As any good High School student will tell you, any powers not enumerated specifically in the constitution are reserved to the states themselves. This is where the states get their authority to issue carry permits as they see fit. However, by not providing universal reciprocity the states have set up a condition where a citizen in one state may choose not to travel in interstate commerce due to that lack of reciprocity. Because of that effect on interstate commerce, Congress has the ability to act.
Yeah. I know. It kinda makes your brain hurt. But this is the same crutch Congress uses to pass a good chunk of their legislation that doesn’t seem to fit anywhere else in the outlined powers, so I guess what’s good for the goose and all.
Enough about the findings and the legal precedents, what does this bill actually DO? Here’s the main section:
(a) Notwithstanding any provision of the law of any State or political subdivision thereof, related to the carrying or transportation of firearms, a person who is not prohibited by Federal law from possessing, transporting, shipping, or receiving a firearm, and who is carrying a government-issued photographic identification document and a valid license or permit which is issued pursuant to the law of a State and which permits the person to carry a concealed firearm, may carry a concealed handgun (other than a machinegun or destructive device) that has been shipped or transported in interstate or foreign commerce, in any State, other than the State of residence of the person, that–

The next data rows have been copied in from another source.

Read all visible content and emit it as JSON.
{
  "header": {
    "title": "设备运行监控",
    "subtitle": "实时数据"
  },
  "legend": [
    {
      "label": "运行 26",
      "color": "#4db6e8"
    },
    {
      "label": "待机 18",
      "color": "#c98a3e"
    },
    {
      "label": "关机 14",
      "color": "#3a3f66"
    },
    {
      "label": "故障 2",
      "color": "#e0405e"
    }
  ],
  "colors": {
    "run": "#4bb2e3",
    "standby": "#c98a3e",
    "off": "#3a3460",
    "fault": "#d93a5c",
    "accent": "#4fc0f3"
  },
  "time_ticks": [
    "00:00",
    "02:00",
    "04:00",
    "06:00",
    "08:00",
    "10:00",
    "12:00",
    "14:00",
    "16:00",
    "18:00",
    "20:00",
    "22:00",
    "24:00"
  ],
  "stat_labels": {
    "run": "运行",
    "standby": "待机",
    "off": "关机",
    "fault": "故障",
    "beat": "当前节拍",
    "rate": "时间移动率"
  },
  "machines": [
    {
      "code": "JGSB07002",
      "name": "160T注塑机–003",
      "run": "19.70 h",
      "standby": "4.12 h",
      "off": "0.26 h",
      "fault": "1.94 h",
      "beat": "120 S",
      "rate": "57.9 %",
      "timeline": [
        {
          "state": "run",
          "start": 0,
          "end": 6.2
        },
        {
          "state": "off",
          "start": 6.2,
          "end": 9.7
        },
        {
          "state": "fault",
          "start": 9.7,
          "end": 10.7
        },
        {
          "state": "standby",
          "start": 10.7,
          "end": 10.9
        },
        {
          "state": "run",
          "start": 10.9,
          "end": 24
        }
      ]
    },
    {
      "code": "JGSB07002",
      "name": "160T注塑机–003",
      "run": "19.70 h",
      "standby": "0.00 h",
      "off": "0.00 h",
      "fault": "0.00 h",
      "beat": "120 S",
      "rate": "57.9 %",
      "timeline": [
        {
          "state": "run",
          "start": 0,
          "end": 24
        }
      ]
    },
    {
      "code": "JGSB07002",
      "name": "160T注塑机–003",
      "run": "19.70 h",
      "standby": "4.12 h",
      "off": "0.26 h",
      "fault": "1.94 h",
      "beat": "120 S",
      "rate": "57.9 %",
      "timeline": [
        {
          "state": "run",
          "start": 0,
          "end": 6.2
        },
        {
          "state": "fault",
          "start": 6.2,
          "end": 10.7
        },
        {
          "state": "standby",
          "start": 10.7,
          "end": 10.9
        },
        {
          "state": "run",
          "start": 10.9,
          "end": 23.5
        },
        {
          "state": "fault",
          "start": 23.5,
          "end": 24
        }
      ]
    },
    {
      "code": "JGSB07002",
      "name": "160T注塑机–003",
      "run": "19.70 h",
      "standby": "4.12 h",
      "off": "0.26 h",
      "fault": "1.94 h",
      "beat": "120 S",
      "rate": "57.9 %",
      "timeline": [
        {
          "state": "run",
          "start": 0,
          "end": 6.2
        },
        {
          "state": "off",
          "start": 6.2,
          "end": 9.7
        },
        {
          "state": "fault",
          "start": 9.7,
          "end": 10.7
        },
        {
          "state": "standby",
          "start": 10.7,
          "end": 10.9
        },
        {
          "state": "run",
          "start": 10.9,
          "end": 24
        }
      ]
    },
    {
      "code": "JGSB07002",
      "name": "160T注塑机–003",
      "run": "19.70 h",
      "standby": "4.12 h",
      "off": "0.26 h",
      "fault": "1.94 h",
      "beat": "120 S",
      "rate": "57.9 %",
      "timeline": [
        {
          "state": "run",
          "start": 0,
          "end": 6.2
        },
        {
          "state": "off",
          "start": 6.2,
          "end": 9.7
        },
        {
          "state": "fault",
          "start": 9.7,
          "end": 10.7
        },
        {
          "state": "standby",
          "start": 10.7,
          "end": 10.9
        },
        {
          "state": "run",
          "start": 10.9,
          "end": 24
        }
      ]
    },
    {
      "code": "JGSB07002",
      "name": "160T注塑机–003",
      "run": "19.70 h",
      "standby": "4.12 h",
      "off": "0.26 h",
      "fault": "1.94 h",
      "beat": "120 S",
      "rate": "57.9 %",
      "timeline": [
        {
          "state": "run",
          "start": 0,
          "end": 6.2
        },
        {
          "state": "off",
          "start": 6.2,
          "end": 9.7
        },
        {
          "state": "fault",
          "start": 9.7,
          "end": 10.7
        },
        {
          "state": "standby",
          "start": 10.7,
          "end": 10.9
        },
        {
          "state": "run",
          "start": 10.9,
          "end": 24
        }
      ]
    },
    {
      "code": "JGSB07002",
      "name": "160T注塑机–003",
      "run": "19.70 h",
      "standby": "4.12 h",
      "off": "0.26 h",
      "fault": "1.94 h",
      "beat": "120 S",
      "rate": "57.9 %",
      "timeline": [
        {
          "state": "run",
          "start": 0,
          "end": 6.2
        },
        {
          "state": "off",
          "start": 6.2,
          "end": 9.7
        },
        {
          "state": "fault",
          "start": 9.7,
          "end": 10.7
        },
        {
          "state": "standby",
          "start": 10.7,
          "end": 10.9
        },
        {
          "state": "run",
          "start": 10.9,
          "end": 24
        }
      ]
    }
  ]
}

`(1) has a statute that allows residents of the State to obtain licenses or permits to carry concealed firearms; or
`(2) does not prohibit the carrying of concealed firearms by residents of the State for lawful purposes.
In English: As long as there are no local or state ordinances against carrying a concealed weapon, any U.S. Citizen who meets the following criteria can carry a concealed firearm (but not a machine gun or destructive device) in any state that allows concealed carry:
- Can legally own a firearm
- Carrying a government issued photo ID
- Carrying a concealed firearms permit issued by ANY state (not just the state of residence)
- Use a firearm that came from a different state or country
That last bit about the firearm coming from a different state might be another attempt to invoke the commerce clause, but it makes it a pain in the ass if you want to use a gun that was made in your state.
The big catch there is that the state you’re in has to have some sort of mechanism for allowing concealed carry. Illinois and the District of Columbia are the only two “states” that don’t allow concealed carry in some form or another.
Here’s another good question: What laws does the CCWer have to follow? If this new bill goes into effect, the laws of the state and locality where you’re carrying apply. So if you’re in a state that doesn’t allow carry in a restaurant you can’t walk into Applebee’s with your Glock under your shirt even if you have a permit from a state that says it’s OK. Rules about magazine size default to the current state you’re in as well.
On the other hand, if the local government issues their permits with restrictions (time, etc) on the licenses, this bill would allow out of state permit holders to operate as if they had “unrestricted” permits.
The rest of the bill clarifies some legal stuff to keep from pissing off the states too much, and allows the bill to be “severable.” That means that if one section is unconstitutional, only that section is struck down and the rest lives on.
That just about covers this bill as it stands right now. It’s still sitting in committee with 243 cosponsors, but hasn’t moved since it was introduced. Suffice it to say, should anything happen we will let you know.